Sometimes it’s hard to start your research project. Whether it’s qualitative or quantitative research, you need to establish an overall structure of how you’re going to conduct your (customer) research. Here are some quick tips to get your research going. This is in no way exhausting but are just some trigger questions to check if you’re on the right track!
1. Use generic journey phases to define questions
Although each customer journey is different, there is a ‘general template’ for a customer journey that you can use. These phases of such a generic journey, are:
2) Exploration & research
5) Use and service
So when you define your research questions, simply run by the phases and ask yourself: ‘what is important to know in each of these phases your customers go through?’ For example, in the Exploration & research phase you could ask yourself:
- How do people research our product/service? Which channels do they use?
- Which people or influencers are important for them, to make a decision?
- What are key considerations when researching?
- Do they need help or are they mostly self directed and do they rely on their own expertise?
These are just some questions you take up in your interview/research guide, for this particular phase. The same goes for all the other phases.
2. Consider the context and avoid tunnel vision
The most often seen trap in doing research is the ‘tunnel vision trap’. This means so much as focusing on the topic at hand, too much. For example: let’s say you’re designing a new train app. Then the obvious things to ask are situated around purchasing, taking and enjoy a train ride. Of course! What else?

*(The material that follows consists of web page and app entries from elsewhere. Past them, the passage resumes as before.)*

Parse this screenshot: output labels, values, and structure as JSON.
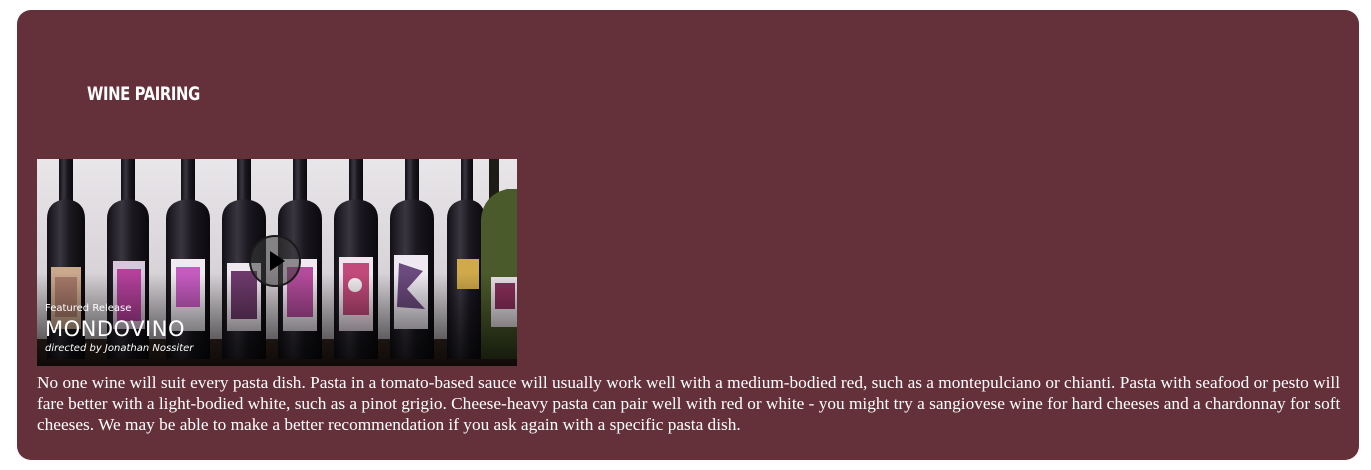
{
  "section": {
    "title": "WINE PAIRING"
  },
  "video": {
    "kicker": "Featured Release",
    "title": "MONDOVINO",
    "credit": "directed by Jonathan Nossiter",
    "play_icon": "play-icon"
  },
  "answer": {
    "text": "No one wine will suit every pasta dish. Pasta in a tomato-based sauce will usually work well with a medium-bodied red, such as a montepulciano or chianti. Pasta with seafood or pesto will fare better with a light-bodied white, such as a pinot grigio. Cheese-heavy pasta can pair well with red or white - you might try a sangiovese wine for hard cheeses and a chardonnay for soft cheeses. We may be able to make a better recommendation if you ask again with a specific pasta dish."
  },
  "colors": {
    "card_background": "#64303a",
    "text": "#ffffff"
  }
}
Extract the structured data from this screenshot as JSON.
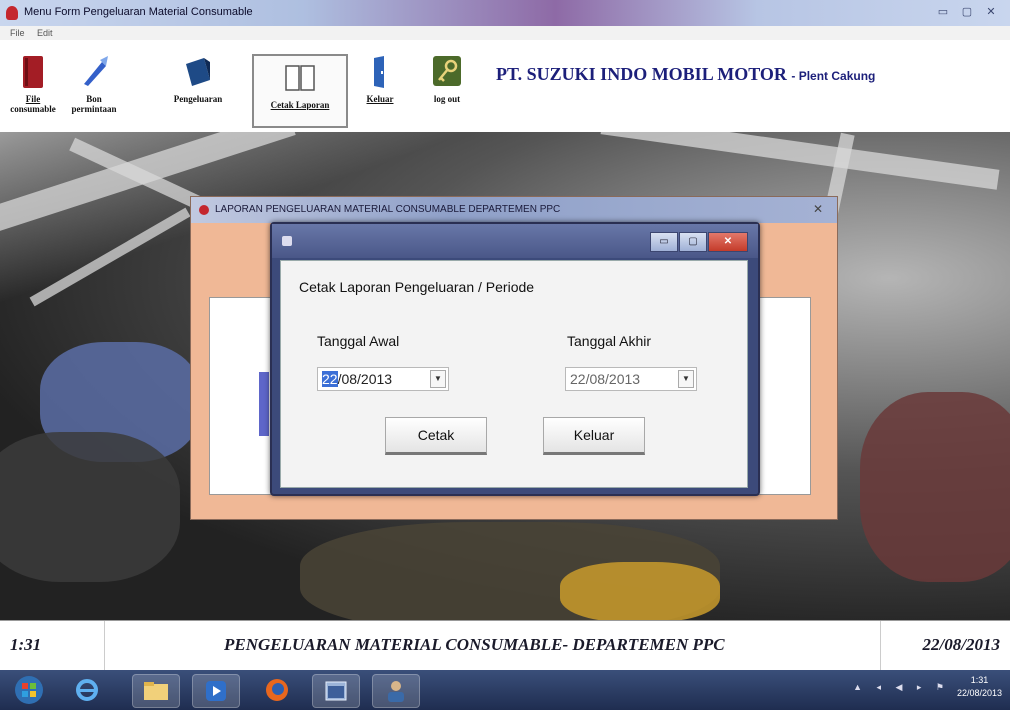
{
  "window": {
    "title": "Menu Form Pengeluaran Material Consumable",
    "controls": [
      "▭",
      "▢",
      "✕"
    ]
  },
  "menubar": {
    "items": [
      "File",
      "Edit"
    ]
  },
  "toolbar": {
    "buttons": [
      {
        "label_line1": "File",
        "label_line2": "consumable",
        "icon": "red-book-icon",
        "color": "#a31d25"
      },
      {
        "label_line1": "Bon",
        "label_line2": "permintaan",
        "icon": "quill-pen-icon",
        "color": "#3460c9"
      },
      {
        "label_line1": "Pengeluaran",
        "label_line2": "",
        "icon": "blue-box-icon",
        "color": "#1e4a86"
      },
      {
        "label_line1": "Cetak Laporan",
        "label_line2": "",
        "icon": "open-book-icon",
        "color": "#e6e6e6"
      },
      {
        "label_line1": "Keluar",
        "label_line2": "",
        "icon": "blue-door-icon",
        "color": "#2d63b8"
      },
      {
        "label_line1": "log out",
        "label_line2": "",
        "icon": "key-icon",
        "color": "#4c6a2a"
      }
    ],
    "company": "PT. SUZUKI INDO MOBIL MOTOR",
    "plant": "- Plent Cakung"
  },
  "inner_window": {
    "title": "LAPORAN PENGELUARAN MATERIAL CONSUMABLE DEPARTEMEN PPC",
    "close": "✕"
  },
  "dialog": {
    "heading": "Cetak Laporan Pengeluaran / Periode",
    "start_label": "Tanggal Awal",
    "end_label": "Tanggal Akhir",
    "start_value_selected": "22",
    "start_value_rest": "/08/2013",
    "end_value": "22/08/2013",
    "print_button": "Cetak",
    "exit_button": "Keluar",
    "dropdown_glyph": "▼"
  },
  "statusbar": {
    "time": "1:31",
    "caption": "PENGELUARAN MATERIAL CONSUMABLE- DEPARTEMEN PPC",
    "date": "22/08/2013"
  },
  "taskbar": {
    "clock_time": "1:31",
    "clock_date": "22/08/2013",
    "tray": "▲ ◂ ◀ ▸ ⚑"
  },
  "colors": {
    "accent": "#1c1f7a",
    "dialog_frame": "#3c4a7a",
    "inner_window_bg": "#f0b896",
    "taskbar": "#1f2d50"
  }
}
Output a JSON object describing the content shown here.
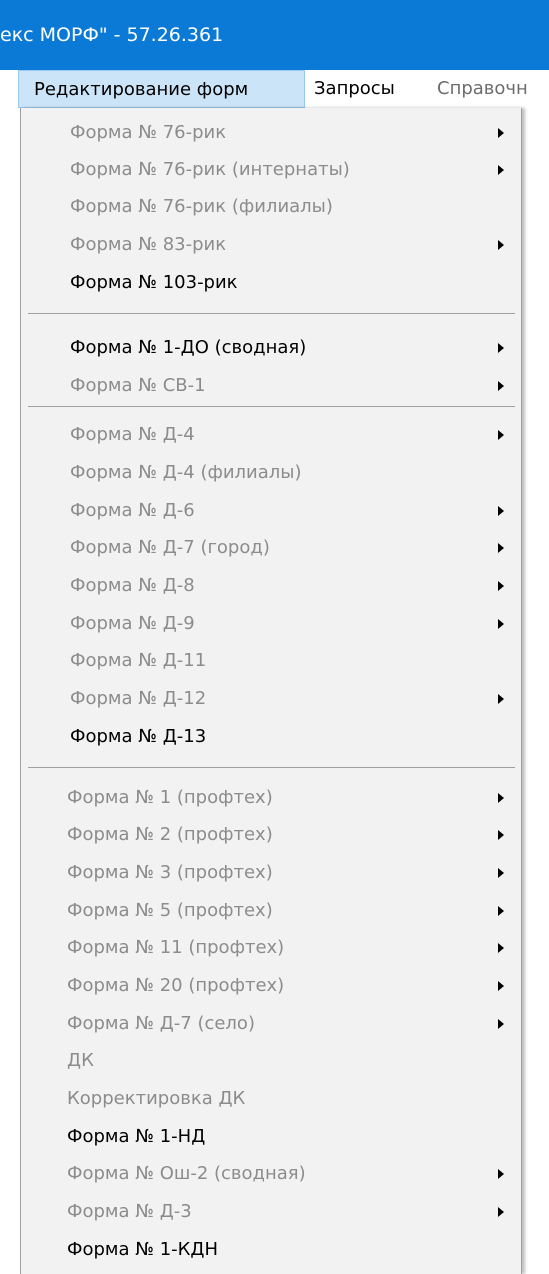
{
  "window": {
    "title": "екс МОРФ\" - 57.26.361"
  },
  "menubar": {
    "items": [
      {
        "label": "Редактирование форм"
      },
      {
        "label": "Запросы"
      },
      {
        "label": "Справочн"
      }
    ]
  },
  "menu": {
    "items": [
      {
        "label": "Форма № 76-рик",
        "enabled": false,
        "submenu": true
      },
      {
        "label": "Форма № 76-рик (интернаты)",
        "enabled": false,
        "submenu": true
      },
      {
        "label": "Форма № 76-рик (филиалы)",
        "enabled": false,
        "submenu": false
      },
      {
        "label": "Форма № 83-рик",
        "enabled": false,
        "submenu": true
      },
      {
        "label": "Форма № 103-рик",
        "enabled": true,
        "submenu": false
      },
      {
        "label": "Форма № 1-ДО (сводная)",
        "enabled": true,
        "submenu": true
      },
      {
        "label": "Форма № СВ-1",
        "enabled": false,
        "submenu": true
      },
      {
        "label": "Форма № Д-4",
        "enabled": false,
        "submenu": true
      },
      {
        "label": "Форма № Д-4 (филиалы)",
        "enabled": false,
        "submenu": false
      },
      {
        "label": "Форма № Д-6",
        "enabled": false,
        "submenu": true
      },
      {
        "label": "Форма № Д-7 (город)",
        "enabled": false,
        "submenu": true
      },
      {
        "label": "Форма № Д-8",
        "enabled": false,
        "submenu": true
      },
      {
        "label": "Форма № Д-9",
        "enabled": false,
        "submenu": true
      },
      {
        "label": "Форма № Д-11",
        "enabled": false,
        "submenu": false
      },
      {
        "label": "Форма № Д-12",
        "enabled": false,
        "submenu": true
      },
      {
        "label": "Форма № Д-13",
        "enabled": true,
        "submenu": false
      },
      {
        "label": "Форма № 1 (профтех)",
        "enabled": false,
        "submenu": true
      },
      {
        "label": "Форма № 2 (профтех)",
        "enabled": false,
        "submenu": true
      },
      {
        "label": "Форма № 3 (профтех)",
        "enabled": false,
        "submenu": true
      },
      {
        "label": "Форма № 5 (профтех)",
        "enabled": false,
        "submenu": true
      },
      {
        "label": "Форма № 11 (профтех)",
        "enabled": false,
        "submenu": true
      },
      {
        "label": "Форма № 20 (профтех)",
        "enabled": false,
        "submenu": true
      },
      {
        "label": "Форма № Д-7 (село)",
        "enabled": false,
        "submenu": true
      },
      {
        "label": "ДК",
        "enabled": false,
        "submenu": false
      },
      {
        "label": "Корректировка ДК",
        "enabled": false,
        "submenu": false
      },
      {
        "label": "Форма № 1-НД",
        "enabled": true,
        "submenu": false
      },
      {
        "label": "Форма № Ош-2 (сводная)",
        "enabled": false,
        "submenu": true
      },
      {
        "label": "Форма № Д-3",
        "enabled": false,
        "submenu": true
      },
      {
        "label": "Форма № 1-КДН",
        "enabled": true,
        "submenu": false
      }
    ]
  },
  "colors": {
    "titlebar": "#0a7ad6",
    "menu_background": "#f2f2f2",
    "disabled_text": "#8c8c8c",
    "active_menubar_item": "#cce4f7"
  }
}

But when you’re really interested in improving mobility or transportation, then it’s much more interesting to talk about all the factors, surrounding the physical train ride:
- How are people deciding to travel?
- How are they traveling to the train station? (walking, bicycle, taxi?)
- Are they traveling alone or sharing a ride?
- How are they continuing their travel after arriving at the station?
When you open your mind and see the context of how people use a service, you have a much better chance of designing a qualitative experience because you understand why and how people make decisions before they hop onto a train.
This might sound trivial, but is often overlooked. By doing so, you not only gain a better view on the position of your service in the overall daily life of people, but moreover you open the possibility to design an experience that might offer broader experience than ‘just the train ride’ (considering the fact that people don’t travel from A to B, but often from A, to B, to C, to D. Getting to the C and D is opening up new ways of adding value to your customer base.)
So, for your research, ask yourself:
- What are surrounding, contextual items we should take a look at?
- What is the broader definition of the journey our customers go through?
- What is the role of our product or service in the overall life of people?
3. Be open, be frank
The last thing that’s super important is that you are open, willing and objective about what people say. This also might sound trivial, but often there is a strong bias about what researchers or designers want to discover. That is a trap and should be avoided at all times. You have to maintain an open vision on your topic and the biggest virtue one can have, is to distantiate yourself from the topic at hand, and truly be curious about the subject/product/experience and how people are using it.
- Don’t judge
- Don’t anticipate (too much)
- Don’t answer self-directed of closed questions
- Act like you’re 5 years old again (a young, curious boy or girl who wants to discover the world)
So, in short:
- Use a (generic) customer journey to define and categorize your research questions
- Consider the broader context of the journey, and don’t ‘zoom in’ too much solely on the service or product that you’re offering
- Be open and curious: in order to gain new insights and get to an ‘eureka’ moment in research, maintaining a curious and objective view is of key importance
Good luck researching, go get ’em!!